(Task statement): Across the entries below, how many lines contain the string "status"? Only the number is wanted.

== == ==

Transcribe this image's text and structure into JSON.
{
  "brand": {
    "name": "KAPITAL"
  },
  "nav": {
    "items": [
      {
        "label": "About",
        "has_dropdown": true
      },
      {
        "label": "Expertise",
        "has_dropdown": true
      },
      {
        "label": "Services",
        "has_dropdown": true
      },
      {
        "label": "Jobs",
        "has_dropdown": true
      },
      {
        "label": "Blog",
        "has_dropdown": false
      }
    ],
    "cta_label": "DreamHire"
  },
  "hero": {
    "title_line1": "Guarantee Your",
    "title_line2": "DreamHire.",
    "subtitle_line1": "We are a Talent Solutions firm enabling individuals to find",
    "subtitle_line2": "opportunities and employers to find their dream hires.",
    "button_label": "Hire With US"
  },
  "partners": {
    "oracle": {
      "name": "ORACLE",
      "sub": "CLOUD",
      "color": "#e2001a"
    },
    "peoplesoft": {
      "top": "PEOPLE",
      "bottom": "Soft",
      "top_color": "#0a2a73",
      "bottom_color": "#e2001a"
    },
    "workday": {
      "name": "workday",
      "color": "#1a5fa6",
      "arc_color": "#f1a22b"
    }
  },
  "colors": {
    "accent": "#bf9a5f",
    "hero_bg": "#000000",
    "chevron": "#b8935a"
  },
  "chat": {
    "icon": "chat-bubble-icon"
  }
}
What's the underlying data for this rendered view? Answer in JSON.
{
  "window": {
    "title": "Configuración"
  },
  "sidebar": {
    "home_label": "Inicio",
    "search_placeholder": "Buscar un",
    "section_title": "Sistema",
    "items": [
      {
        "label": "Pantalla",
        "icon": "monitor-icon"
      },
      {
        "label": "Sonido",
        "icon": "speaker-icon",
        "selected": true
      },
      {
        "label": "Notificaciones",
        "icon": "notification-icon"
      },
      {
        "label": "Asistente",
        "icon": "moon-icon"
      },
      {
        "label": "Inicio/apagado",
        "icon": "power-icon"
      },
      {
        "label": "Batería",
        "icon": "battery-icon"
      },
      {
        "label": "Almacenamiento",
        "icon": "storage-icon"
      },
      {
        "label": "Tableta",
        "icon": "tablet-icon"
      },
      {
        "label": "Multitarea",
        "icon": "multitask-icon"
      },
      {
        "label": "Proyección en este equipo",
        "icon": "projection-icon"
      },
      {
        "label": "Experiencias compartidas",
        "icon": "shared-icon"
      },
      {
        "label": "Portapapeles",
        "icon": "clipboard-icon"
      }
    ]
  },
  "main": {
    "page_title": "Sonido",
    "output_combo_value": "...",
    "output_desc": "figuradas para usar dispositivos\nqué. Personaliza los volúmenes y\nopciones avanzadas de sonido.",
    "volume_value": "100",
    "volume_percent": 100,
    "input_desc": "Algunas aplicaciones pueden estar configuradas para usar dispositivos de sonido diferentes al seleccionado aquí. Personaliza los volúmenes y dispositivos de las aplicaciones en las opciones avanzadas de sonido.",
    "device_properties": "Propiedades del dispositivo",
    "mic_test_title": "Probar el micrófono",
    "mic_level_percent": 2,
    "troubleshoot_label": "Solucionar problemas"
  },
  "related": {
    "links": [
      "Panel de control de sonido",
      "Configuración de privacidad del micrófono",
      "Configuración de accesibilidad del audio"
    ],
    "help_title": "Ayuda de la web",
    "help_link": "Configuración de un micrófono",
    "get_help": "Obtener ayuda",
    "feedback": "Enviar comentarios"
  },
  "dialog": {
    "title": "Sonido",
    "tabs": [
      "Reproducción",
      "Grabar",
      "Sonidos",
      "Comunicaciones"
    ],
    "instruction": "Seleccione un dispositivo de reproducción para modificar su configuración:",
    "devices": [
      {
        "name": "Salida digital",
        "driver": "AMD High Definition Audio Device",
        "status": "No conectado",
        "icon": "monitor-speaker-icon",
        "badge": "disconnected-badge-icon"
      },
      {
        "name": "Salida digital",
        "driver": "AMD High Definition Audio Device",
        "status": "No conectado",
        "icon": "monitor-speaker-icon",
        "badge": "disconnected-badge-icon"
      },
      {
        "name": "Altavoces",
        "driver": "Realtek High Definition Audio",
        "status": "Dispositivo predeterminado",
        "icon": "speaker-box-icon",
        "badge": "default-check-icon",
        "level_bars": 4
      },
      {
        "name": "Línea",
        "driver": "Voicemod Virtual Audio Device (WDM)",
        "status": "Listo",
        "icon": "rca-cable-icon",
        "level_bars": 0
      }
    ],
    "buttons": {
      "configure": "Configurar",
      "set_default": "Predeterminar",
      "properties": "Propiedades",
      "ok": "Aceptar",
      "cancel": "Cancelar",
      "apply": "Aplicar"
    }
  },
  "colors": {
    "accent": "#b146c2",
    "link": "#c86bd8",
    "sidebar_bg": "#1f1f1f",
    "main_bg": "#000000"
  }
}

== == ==

(Answer to the exercise): 4